Personal Branding Interview: Diane Danielson


Today, I spoke to Diane Danielson, who is the founder and chief social media strategist for the Downtown Women’s Club, an author and a blogger for Entrepreneur magazine. In this interview, Diane talks about how she built the brand of her company, how she got on the speakers circuit, how social media has fueled her business, and more.

What is the Downtown Women’s Club? How did you come up with it and how have you built it’s brand?

The Downtown Women’s Club (DWC) was founded in 1998 when friends and I tried to join some of the existing women’s business networks and were told that we were too young. Realizing that we were being left out of the men’s networks as well, we decided we had to start our own. The DWC began as casual lunches and cocktails in Boston and focused on peer mentoring. In 2003, I co-wrote a book, Table Talk: the Savvy Girl’s Alternative to Networking (with Rachel Solar-Tuttle). In the back of the book, we included a section about how to start your own Downtown Women’s Club. Calls from LA and NYC quickly followed and we suddenly had a national presence.

Since running the DWC wasn’t my “day job” I turned to technology to manage it, setting up websites, blogs and eventually a social network. In 2007, I co-authored my second book, The Savvy Gal’s Guide to Online Networking (or What Would Jane Austen Do?) with Lindsey Pollak after realizing that businesswomen were not recognizing the power of the Internet. That was when the DWC started focusing less on “women’s issues” and more on getting women the technological skills they need to have a competitive edge in the workplace.

Today we now have about 25 local clubs that use to arrange local gatherings and online we provide our members teleclasses, ebooks, e-newsletters and numerous other networking resources and opportunities.

How did you get started on the speaker circuit? What lessons have you learned from your various speeches?

I started speaking when I realized that was the best way to sell books and promote the DWC. Having written speeches for other people, I knew how to put together presentations, although it was a little strange to be the one giving them. I was fortunate that I had a strong network of colleagues who were willing to take a chance and invited me to speak about networking at industry associations and women’s organizations. I then used that feedback to create workshops and keynotes for corporations and women’s conferences for which I am now able to charge a fee.
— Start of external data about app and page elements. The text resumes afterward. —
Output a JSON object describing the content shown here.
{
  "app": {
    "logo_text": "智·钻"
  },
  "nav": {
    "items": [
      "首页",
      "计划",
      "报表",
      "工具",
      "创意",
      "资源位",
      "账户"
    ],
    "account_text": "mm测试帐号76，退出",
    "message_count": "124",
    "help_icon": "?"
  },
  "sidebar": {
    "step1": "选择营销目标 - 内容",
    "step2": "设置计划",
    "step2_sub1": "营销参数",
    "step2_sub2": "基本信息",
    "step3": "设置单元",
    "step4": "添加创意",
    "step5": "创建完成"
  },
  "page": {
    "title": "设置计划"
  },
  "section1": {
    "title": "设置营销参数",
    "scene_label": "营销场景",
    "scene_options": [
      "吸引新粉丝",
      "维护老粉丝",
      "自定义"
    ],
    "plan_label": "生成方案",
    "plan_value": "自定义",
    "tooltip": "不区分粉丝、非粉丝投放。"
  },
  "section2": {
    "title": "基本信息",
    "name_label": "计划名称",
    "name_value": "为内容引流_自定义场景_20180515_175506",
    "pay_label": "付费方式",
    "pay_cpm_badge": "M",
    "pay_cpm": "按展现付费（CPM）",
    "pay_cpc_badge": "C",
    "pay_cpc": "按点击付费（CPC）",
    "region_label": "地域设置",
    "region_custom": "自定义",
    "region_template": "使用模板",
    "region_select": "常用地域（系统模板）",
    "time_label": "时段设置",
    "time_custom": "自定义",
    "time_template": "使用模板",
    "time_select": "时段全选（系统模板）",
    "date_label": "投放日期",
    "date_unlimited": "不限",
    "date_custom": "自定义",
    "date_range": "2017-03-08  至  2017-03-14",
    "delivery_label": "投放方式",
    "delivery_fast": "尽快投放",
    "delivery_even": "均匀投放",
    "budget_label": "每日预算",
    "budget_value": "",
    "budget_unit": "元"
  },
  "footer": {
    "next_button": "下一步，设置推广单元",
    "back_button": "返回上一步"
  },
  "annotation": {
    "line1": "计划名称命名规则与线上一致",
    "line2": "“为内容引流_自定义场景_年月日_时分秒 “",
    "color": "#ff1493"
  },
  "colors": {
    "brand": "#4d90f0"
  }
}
Lessons learned:

  • Find your own style and stick with it. For example, I’m much better off-the-cuff and telling personal stories. That wouldn’t work for everyone.
  • Prepare for every disaster, especially the logistical ones. If you have good content, then that will never be the problem. But, getting lost on the way and technological failures are what can really throw you off. For tips on how to minimize these, I highly recommend Scott Berkun’s book: Confessions of a Public Speaker.
  • Develop a thick skin. I realized early on that not everyone is going to like my talks or my style. However, I do ensure my success now by wisely tailoring my topics to fit my audience (i.e. “Networking for Introverts” is not going to go over well at a sales conference).

How important has social media been to operating your business and building your brand?

Social media is the backbone of the DWC. We have never advertised and have relied solely on social media and word of mouth to expand. It helps our members connect regardless of geography; and, as mentioned earlier, we also make it part of our goal to educate our members about social media.

I view it as a win-win. Many of our members work for companies who have yet to embrace social media. This way we teach women (and men) to use social media by participating in our teleclasses, reading our eBooks, blogging, joining our LinkedIn group, commenting on our Facebook page, and hopefully they’ll promote the DWC via their social networks and our new affiliate program.

You’ve written a few eBooks. How has that helped your brand?

We recently started a program for members where we’re providing them eBooks about networking. Because many of them focus on social media, we found the eBook platform much more viable than traditional publishing. We can update these books quickly and get that information to our members.

How did you get started in your career?

I started the DWC while I was working as a VP of Marketing in Commercial Real Estate. I kept it going even as I was doing other things like consulting, writing, and speaking. Along the way, I learned more and more about social media and how to apply it to the DWC, which led to opportunities to do some social media consulting for others. These days I spend about one day per week on the social media aspects of the DWC and the rest working with clients as the VP of Business Development of Convengine, a company founded by my good pal and social media expert, Lena West.


Diane Danielson is the founder and chief social media strategist for the Downtown Women’s Club. She is the author of: The Downtown Women’s Club Guide to Networking at Conferences ebook (2010), The Downtown Women’s Club Beginners Guide to Facebook ebook (2009), The Savvy Gal’s Guide to Online Networking (or What Would Jane Austen Do?) (2007) with Lindsey Pollak. Diane’s blogs — and for Entrepreneur magazine (Top Shelf Book Reviews) — have both received national recognition and awards. She frequently speaks at conferences, for companies and academic organizations on networking and social media. She is a former vice president of business development for Spaulding & Slye Colliers, a vice president of marketing for Meredith & Grew, Inc./ONCOR International, and an environmental attorney.